**What you will do:**
Would you reproduce every line of the material exactly?
── Source data
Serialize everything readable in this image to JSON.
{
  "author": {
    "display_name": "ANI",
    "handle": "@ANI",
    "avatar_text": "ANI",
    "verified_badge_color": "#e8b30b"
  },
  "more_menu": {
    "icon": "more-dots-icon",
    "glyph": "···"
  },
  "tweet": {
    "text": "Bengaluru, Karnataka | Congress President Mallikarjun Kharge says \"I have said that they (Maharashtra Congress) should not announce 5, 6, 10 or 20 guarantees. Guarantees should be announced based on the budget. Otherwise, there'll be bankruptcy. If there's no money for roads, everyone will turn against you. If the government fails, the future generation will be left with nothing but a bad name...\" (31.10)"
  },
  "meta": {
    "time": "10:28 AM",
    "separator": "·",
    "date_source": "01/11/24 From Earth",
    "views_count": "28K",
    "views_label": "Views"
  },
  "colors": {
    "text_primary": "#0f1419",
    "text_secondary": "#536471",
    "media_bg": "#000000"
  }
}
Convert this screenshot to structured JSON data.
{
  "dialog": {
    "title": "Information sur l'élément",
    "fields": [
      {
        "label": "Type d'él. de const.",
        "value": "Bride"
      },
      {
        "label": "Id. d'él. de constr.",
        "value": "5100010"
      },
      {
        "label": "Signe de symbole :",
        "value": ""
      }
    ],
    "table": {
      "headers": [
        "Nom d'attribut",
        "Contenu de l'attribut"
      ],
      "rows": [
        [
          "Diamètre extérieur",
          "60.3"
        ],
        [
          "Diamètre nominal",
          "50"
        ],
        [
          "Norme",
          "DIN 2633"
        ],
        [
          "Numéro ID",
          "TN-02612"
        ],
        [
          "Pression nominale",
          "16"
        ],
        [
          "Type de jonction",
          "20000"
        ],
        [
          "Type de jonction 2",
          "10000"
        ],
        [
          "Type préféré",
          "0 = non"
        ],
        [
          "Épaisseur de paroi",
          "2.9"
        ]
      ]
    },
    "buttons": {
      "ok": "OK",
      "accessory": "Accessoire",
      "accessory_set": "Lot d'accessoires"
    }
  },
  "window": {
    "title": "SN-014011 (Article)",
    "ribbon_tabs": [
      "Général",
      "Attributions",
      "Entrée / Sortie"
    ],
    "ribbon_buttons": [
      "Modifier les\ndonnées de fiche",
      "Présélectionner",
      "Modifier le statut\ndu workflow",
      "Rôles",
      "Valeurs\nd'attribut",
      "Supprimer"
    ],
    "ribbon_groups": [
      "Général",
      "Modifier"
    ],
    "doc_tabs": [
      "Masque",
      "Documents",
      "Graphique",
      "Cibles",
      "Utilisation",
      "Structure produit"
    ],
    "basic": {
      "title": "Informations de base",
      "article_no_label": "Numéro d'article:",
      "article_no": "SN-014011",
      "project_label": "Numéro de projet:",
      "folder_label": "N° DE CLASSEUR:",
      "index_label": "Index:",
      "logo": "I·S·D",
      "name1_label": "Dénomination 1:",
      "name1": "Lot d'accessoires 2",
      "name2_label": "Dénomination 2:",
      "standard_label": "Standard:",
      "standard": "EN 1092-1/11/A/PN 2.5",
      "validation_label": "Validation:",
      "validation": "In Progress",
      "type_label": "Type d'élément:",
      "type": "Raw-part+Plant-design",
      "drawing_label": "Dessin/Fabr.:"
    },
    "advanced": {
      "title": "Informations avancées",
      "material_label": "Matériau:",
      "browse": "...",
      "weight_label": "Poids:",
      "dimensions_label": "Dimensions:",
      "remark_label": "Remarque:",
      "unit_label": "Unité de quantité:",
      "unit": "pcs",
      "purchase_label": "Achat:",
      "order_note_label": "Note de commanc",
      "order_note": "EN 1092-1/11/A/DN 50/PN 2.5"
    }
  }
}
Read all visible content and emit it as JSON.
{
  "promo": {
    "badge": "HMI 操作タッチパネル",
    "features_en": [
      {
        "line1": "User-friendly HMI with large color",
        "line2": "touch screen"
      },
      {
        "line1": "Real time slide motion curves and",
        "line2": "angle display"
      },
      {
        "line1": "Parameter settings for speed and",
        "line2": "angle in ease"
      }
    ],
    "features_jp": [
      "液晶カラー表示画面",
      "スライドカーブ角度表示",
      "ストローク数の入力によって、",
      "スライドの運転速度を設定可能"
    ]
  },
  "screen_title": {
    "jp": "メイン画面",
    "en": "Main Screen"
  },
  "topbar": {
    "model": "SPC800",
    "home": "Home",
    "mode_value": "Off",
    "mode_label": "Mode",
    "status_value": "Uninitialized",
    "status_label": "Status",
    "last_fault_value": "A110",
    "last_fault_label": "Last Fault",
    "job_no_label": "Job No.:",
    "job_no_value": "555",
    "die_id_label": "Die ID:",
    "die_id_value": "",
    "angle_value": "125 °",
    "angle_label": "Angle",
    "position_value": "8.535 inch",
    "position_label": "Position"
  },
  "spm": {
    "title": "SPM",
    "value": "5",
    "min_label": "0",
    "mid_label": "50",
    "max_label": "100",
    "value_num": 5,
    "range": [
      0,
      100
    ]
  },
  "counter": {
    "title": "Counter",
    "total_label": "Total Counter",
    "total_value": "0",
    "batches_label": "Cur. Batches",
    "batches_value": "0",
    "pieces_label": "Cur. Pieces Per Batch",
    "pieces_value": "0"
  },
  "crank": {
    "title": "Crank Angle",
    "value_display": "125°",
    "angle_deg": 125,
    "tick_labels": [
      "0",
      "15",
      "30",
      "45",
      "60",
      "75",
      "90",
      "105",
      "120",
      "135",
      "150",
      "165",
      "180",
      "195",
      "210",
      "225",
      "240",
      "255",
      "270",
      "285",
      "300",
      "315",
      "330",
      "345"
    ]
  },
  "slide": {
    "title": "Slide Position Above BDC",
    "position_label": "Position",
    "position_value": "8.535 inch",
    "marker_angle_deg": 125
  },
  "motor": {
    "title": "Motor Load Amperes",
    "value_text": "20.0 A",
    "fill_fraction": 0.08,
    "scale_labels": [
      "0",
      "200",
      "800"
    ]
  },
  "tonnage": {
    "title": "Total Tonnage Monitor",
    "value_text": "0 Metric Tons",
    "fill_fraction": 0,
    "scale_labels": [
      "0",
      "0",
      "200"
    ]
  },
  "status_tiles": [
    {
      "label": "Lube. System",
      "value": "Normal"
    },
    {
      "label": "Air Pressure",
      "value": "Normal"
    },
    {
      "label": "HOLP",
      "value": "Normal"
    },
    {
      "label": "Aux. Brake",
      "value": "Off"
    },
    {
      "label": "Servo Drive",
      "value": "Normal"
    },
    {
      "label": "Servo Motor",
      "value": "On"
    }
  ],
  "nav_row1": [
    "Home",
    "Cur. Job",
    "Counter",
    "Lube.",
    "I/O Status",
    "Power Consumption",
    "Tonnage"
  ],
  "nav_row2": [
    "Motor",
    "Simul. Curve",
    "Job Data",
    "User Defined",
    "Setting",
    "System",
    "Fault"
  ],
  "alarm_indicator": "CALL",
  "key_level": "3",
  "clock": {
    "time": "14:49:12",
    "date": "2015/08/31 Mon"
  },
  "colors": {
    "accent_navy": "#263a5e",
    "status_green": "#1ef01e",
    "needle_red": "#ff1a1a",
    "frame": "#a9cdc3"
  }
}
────
**Written answer:**
Serialize everything readable in this image to JSON.
{
  "author": {
    "display_name": "ANI",
    "handle": "@ANI",
    "avatar_text": "ANI",
    "verified_badge_color": "#e8b30b"
  },
  "more_menu": {
    "icon": "more-dots-icon",
    "glyph": "···"
  },
  "tweet": {
    "text": "Bengaluru, Karnataka | Congress President Mallikarjun Kharge says \"I have said that they (Maharashtra Congress) should not announce 5, 6, 10 or 20 guarantees. Guarantees should be announced based on the budget. Otherwise, there'll be bankruptcy. If there's no money for roads, everyone will turn against you. If the government fails, the future generation will be left with nothing but a bad name...\" (31.10)"
  },
  "meta": {
    "time": "10:28 AM",
    "separator": "·",
    "date_source": "01/11/24 From Earth",
    "views_count": "28K",
    "views_label": "Views"
  },
  "colors": {
    "text_primary": "#0f1419",
    "text_secondary": "#536471",
    "media_bg": "#000000"
  }
}
Convert this screenshot to structured JSON data.
{
  "dialog": {
    "title": "Information sur l'élément",
    "fields": [
      {
        "label": "Type d'él. de const.",
        "value": "Bride"
      },
      {
        "label": "Id. d'él. de constr.",
        "value": "5100010"
      },
      {
        "label": "Signe de symbole :",
        "value": ""
      }
    ],
    "table": {
      "headers": [
        "Nom d'attribut",
        "Contenu de l'attribut"
      ],
      "rows": [
        [
          "Diamètre extérieur",
          "60.3"
        ],
        [
          "Diamètre nominal",
          "50"
        ],
        [
          "Norme",
          "DIN 2633"
        ],
        [
          "Numéro ID",
          "TN-02612"
        ],
        [
          "Pression nominale",
          "16"
        ],
        [
          "Type de jonction",
          "20000"
        ],
        [
          "Type de jonction 2",
          "10000"
        ],
        [
          "Type préféré",
          "0 = non"
        ],
        [
          "Épaisseur de paroi",
          "2.9"
        ]
      ]
    },
    "buttons": {
      "ok": "OK",
      "accessory": "Accessoire",
      "accessory_set": "Lot d'accessoires"
    }
  },
  "window": {
    "title": "SN-014011 (Article)",
    "ribbon_tabs": [
      "Général",
      "Attributions",
      "Entrée / Sortie"
    ],
    "ribbon_buttons": [
      "Modifier les\ndonnées de fiche",
      "Présélectionner",
      "Modifier le statut\ndu workflow",
      "Rôles",
      "Valeurs\nd'attribut",
      "Supprimer"
    ],
    "ribbon_groups": [
      "Général",
      "Modifier"
    ],
    "doc_tabs": [
      "Masque",
      "Documents",
      "Graphique",
      "Cibles",
      "Utilisation",
      "Structure produit"
    ],
    "basic": {
      "title": "Informations de base",
      "article_no_label": "Numéro d'article:",
      "article_no": "SN-014011",
      "project_label": "Numéro de projet:",
      "folder_label": "N° DE CLASSEUR:",
      "index_label": "Index:",
      "logo": "I·S·D",
      "name1_label": "Dénomination 1:",
      "name1": "Lot d'accessoires 2",
      "name2_label": "Dénomination 2:",
      "standard_label": "Standard:",
      "standard": "EN 1092-1/11/A/PN 2.5",
      "validation_label": "Validation:",
      "validation": "In Progress",
      "type_label": "Type d'élément:",
      "type": "Raw-part+Plant-design",
      "drawing_label": "Dessin/Fabr.:"
    },
    "advanced": {
      "title": "Informations avancées",
      "material_label": "Matériau:",
      "browse": "...",
      "weight_label": "Poids:",
      "dimensions_label": "Dimensions:",
      "remark_label": "Remarque:",
      "unit_label": "Unité de quantité:",
      "unit": "pcs",
      "purchase_label": "Achat:",
      "order_note_label": "Note de commanc",
      "order_note": "EN 1092-1/11/A/DN 50/PN 2.5"
    }
  }
}
Read all visible content and emit it as JSON.
{
  "promo": {
    "badge": "HMI 操作タッチパネル",
    "features_en": [
      {
        "line1": "User-friendly HMI with large color",
        "line2": "touch screen"
      },
      {
        "line1": "Real time slide motion curves and",
        "line2": "angle display"
      },
      {
        "line1": "Parameter settings for speed and",
        "line2": "angle in ease"
      }
    ],
    "features_jp": [
      "液晶カラー表示画面",
      "スライドカーブ角度表示",
      "ストローク数の入力によって、",
      "スライドの運転速度を設定可能"
    ]
  },
  "screen_title": {
    "jp": "メイン画面",
    "en": "Main Screen"
  },
  "topbar": {
    "model": "SPC800",
    "home": "Home",
    "mode_value": "Off",
    "mode_label": "Mode",
    "status_value": "Uninitialized",
    "status_label": "Status",
    "last_fault_value": "A110",
    "last_fault_label": "Last Fault",
    "job_no_label": "Job No.:",
    "job_no_value": "555",
    "die_id_label": "Die ID:",
    "die_id_value": "",
    "angle_value": "125 °",
    "angle_label": "Angle",
    "position_value": "8.535 inch",
    "position_label": "Position"
  },
  "spm": {
    "title": "SPM",
    "value": "5",
    "min_label": "0",
    "mid_label": "50",
    "max_label": "100",
    "value_num": 5,
    "range": [
      0,
      100
    ]
  },
  "counter": {
    "title": "Counter",
    "total_label": "Total Counter",
    "total_value": "0",
    "batches_label": "Cur. Batches",
    "batches_value": "0",
    "pieces_label": "Cur. Pieces Per Batch",
    "pieces_value": "0"
  },
  "crank": {
    "title": "Crank Angle",
    "value_display": "125°",
    "angle_deg": 125,
    "tick_labels": [
      "0",
      "15",
      "30",
      "45",
      "60",
      "75",
      "90",
      "105",
      "120",
      "135",
      "150",
      "165",
      "180",
      "195",
      "210",
      "225",
      "240",
      "255",
      "270",
      "285",
      "300",
      "315",
      "330",
      "345"
    ]
  },
  "slide": {
    "title": "Slide Position Above BDC",
    "position_label": "Position",
    "position_value": "8.535 inch",
    "marker_angle_deg": 125
  },
  "motor": {
    "title": "Motor Load Amperes",
    "value_text": "20.0 A",
    "fill_fraction": 0.08,
    "scale_labels": [
      "0",
      "200",
      "800"
    ]
  },
  "tonnage": {
    "title": "Total Tonnage Monitor",
    "value_text": "0 Metric Tons",
    "fill_fraction": 0,
    "scale_labels": [
      "0",
      "0",
      "200"
    ]
  },
  "status_tiles": [
    {
      "label": "Lube. System",
      "value": "Normal"
    },
    {
      "label": "Air Pressure",
      "value": "Normal"
    },
    {
      "label": "HOLP",
      "value": "Normal"
    },
    {
      "label": "Aux. Brake",
      "value": "Off"
    },
    {
      "label": "Servo Drive",
      "value": "Normal"
    },
    {
      "label": "Servo Motor",
      "value": "On"
    }
  ],
  "nav_row1": [
    "Home",
    "Cur. Job",
    "Counter",
    "Lube.",
    "I/O Status",
    "Power Consumption",
    "Tonnage"
  ],
  "nav_row2": [
    "Motor",
    "Simul. Curve",
    "Job Data",
    "User Defined",
    "Setting",
    "System",
    "Fault"
  ],
  "alarm_indicator": "CALL",
  "key_level": "3",
  "clock": {
    "time": "14:49:12",
    "date": "2015/08/31 Mon"
  },
  "colors": {
    "accent_navy": "#263a5e",
    "status_green": "#1ef01e",
    "needle_red": "#ff1a1a",
    "frame": "#a9cdc3"
  }
}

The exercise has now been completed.